▶ EXERCISE DATA
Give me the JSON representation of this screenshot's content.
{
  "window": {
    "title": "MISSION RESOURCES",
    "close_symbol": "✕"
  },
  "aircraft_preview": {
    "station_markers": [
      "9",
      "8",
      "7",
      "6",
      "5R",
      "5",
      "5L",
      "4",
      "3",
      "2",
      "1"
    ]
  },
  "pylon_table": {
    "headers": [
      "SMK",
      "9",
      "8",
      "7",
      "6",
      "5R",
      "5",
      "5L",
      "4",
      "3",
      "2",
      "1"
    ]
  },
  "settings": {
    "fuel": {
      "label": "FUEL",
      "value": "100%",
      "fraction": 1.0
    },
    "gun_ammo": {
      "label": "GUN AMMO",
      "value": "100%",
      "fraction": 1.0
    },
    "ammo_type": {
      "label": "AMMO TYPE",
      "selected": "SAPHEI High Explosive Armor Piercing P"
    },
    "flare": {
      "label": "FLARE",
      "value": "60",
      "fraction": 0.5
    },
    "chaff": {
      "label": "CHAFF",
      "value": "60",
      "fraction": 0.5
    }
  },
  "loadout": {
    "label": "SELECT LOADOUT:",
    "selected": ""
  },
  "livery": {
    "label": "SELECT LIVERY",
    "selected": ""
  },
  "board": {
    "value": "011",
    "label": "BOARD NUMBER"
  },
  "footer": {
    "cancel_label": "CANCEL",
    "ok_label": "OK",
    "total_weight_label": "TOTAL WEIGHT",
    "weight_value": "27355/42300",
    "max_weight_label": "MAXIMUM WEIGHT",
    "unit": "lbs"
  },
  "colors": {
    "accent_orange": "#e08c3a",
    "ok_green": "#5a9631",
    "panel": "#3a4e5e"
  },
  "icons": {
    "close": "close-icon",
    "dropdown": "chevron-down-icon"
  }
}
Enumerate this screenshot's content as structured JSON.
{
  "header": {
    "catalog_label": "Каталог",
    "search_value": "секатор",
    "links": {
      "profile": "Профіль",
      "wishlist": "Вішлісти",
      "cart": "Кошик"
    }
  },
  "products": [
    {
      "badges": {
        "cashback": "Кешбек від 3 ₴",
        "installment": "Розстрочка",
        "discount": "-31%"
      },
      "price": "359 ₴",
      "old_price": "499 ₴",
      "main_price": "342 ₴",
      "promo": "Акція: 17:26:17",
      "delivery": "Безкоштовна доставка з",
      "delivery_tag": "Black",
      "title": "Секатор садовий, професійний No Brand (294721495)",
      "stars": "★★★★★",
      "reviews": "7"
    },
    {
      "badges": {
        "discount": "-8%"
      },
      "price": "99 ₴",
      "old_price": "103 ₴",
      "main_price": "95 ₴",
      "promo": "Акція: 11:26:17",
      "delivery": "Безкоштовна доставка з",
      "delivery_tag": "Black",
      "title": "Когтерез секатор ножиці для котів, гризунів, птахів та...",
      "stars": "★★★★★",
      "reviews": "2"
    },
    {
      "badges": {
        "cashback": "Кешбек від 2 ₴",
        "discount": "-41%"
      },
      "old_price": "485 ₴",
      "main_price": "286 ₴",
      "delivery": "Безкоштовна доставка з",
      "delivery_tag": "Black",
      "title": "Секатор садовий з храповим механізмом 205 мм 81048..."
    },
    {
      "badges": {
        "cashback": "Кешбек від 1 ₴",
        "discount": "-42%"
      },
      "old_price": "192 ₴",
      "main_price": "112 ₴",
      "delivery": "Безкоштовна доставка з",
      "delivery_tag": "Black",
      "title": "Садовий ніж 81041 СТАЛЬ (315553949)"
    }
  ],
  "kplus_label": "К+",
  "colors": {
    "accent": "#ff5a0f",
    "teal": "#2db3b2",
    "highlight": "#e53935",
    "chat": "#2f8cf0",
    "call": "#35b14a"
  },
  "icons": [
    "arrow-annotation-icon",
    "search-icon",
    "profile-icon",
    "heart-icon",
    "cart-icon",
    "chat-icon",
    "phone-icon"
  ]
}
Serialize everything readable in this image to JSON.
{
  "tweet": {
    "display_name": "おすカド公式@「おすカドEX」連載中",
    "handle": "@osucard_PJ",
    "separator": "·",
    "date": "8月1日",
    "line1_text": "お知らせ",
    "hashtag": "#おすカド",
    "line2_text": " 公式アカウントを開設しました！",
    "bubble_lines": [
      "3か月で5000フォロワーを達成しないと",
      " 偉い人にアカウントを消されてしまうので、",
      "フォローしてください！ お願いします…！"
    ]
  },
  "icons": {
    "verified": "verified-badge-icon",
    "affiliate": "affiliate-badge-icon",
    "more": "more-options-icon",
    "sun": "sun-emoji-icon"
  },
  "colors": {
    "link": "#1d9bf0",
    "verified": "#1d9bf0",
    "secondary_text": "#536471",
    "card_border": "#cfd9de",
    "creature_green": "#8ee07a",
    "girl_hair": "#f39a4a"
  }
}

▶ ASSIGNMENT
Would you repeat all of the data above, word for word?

▶ ANSWER SPACE
Give me the JSON representation of this screenshot's content.
{
  "window": {
    "title": "MISSION RESOURCES",
    "close_symbol": "✕"
  },
  "aircraft_preview": {
    "station_markers": [
      "9",
      "8",
      "7",
      "6",
      "5R",
      "5",
      "5L",
      "4",
      "3",
      "2",
      "1"
    ]
  },
  "pylon_table": {
    "headers": [
      "SMK",
      "9",
      "8",
      "7",
      "6",
      "5R",
      "5",
      "5L",
      "4",
      "3",
      "2",
      "1"
    ]
  },
  "settings": {
    "fuel": {
      "label": "FUEL",
      "value": "100%",
      "fraction": 1.0
    },
    "gun_ammo": {
      "label": "GUN AMMO",
      "value": "100%",
      "fraction": 1.0
    },
    "ammo_type": {
      "label": "AMMO TYPE",
      "selected": "SAPHEI High Explosive Armor Piercing P"
    },
    "flare": {
      "label": "FLARE",
      "value": "60",
      "fraction": 0.5
    },
    "chaff": {
      "label": "CHAFF",
      "value": "60",
      "fraction": 0.5
    }
  },
  "loadout": {
    "label": "SELECT LOADOUT:",
    "selected": ""
  },
  "livery": {
    "label": "SELECT LIVERY",
    "selected": ""
  },
  "board": {
    "value": "011",
    "label": "BOARD NUMBER"
  },
  "footer": {
    "cancel_label": "CANCEL",
    "ok_label": "OK",
    "total_weight_label": "TOTAL WEIGHT",
    "weight_value": "27355/42300",
    "max_weight_label": "MAXIMUM WEIGHT",
    "unit": "lbs"
  },
  "colors": {
    "accent_orange": "#e08c3a",
    "ok_green": "#5a9631",
    "panel": "#3a4e5e"
  },
  "icons": {
    "close": "close-icon",
    "dropdown": "chevron-down-icon"
  }
}
Enumerate this screenshot's content as structured JSON.
{
  "header": {
    "catalog_label": "Каталог",
    "search_value": "секатор",
    "links": {
      "profile": "Профіль",
      "wishlist": "Вішлісти",
      "cart": "Кошик"
    }
  },
  "products": [
    {
      "badges": {
        "cashback": "Кешбек від 3 ₴",
        "installment": "Розстрочка",
        "discount": "-31%"
      },
      "price": "359 ₴",
      "old_price": "499 ₴",
      "main_price": "342 ₴",
      "promo": "Акція: 17:26:17",
      "delivery": "Безкоштовна доставка з",
      "delivery_tag": "Black",
      "title": "Секатор садовий, професійний No Brand (294721495)",
      "stars": "★★★★★",
      "reviews": "7"
    },
    {
      "badges": {
        "discount": "-8%"
      },
      "price": "99 ₴",
      "old_price": "103 ₴",
      "main_price": "95 ₴",
      "promo": "Акція: 11:26:17",
      "delivery": "Безкоштовна доставка з",
      "delivery_tag": "Black",
      "title": "Когтерез секатор ножиці для котів, гризунів, птахів та...",
      "stars": "★★★★★",
      "reviews": "2"
    },
    {
      "badges": {
        "cashback": "Кешбек від 2 ₴",
        "discount": "-41%"
      },
      "old_price": "485 ₴",
      "main_price": "286 ₴",
      "delivery": "Безкоштовна доставка з",
      "delivery_tag": "Black",
      "title": "Секатор садовий з храповим механізмом 205 мм 81048..."
    },
    {
      "badges": {
        "cashback": "Кешбек від 1 ₴",
        "discount": "-42%"
      },
      "old_price": "192 ₴",
      "main_price": "112 ₴",
      "delivery": "Безкоштовна доставка з",
      "delivery_tag": "Black",
      "title": "Садовий ніж 81041 СТАЛЬ (315553949)"
    }
  ],
  "kplus_label": "К+",
  "colors": {
    "accent": "#ff5a0f",
    "teal": "#2db3b2",
    "highlight": "#e53935",
    "chat": "#2f8cf0",
    "call": "#35b14a"
  },
  "icons": [
    "arrow-annotation-icon",
    "search-icon",
    "profile-icon",
    "heart-icon",
    "cart-icon",
    "chat-icon",
    "phone-icon"
  ]
}
Serialize everything readable in this image to JSON.
{
  "tweet": {
    "display_name": "おすカド公式@「おすカドEX」連載中",
    "handle": "@osucard_PJ",
    "separator": "·",
    "date": "8月1日",
    "line1_text": "お知らせ",
    "hashtag": "#おすカド",
    "line2_text": " 公式アカウントを開設しました！",
    "bubble_lines": [
      "3か月で5000フォロワーを達成しないと",
      " 偉い人にアカウントを消されてしまうので、",
      "フォローしてください！ お願いします…！"
    ]
  },
  "icons": {
    "verified": "verified-badge-icon",
    "affiliate": "affiliate-badge-icon",
    "more": "more-options-icon",
    "sun": "sun-emoji-icon"
  },
  "colors": {
    "link": "#1d9bf0",
    "verified": "#1d9bf0",
    "secondary_text": "#536471",
    "card_border": "#cfd9de",
    "creature_green": "#8ee07a",
    "girl_hair": "#f39a4a"
  }
}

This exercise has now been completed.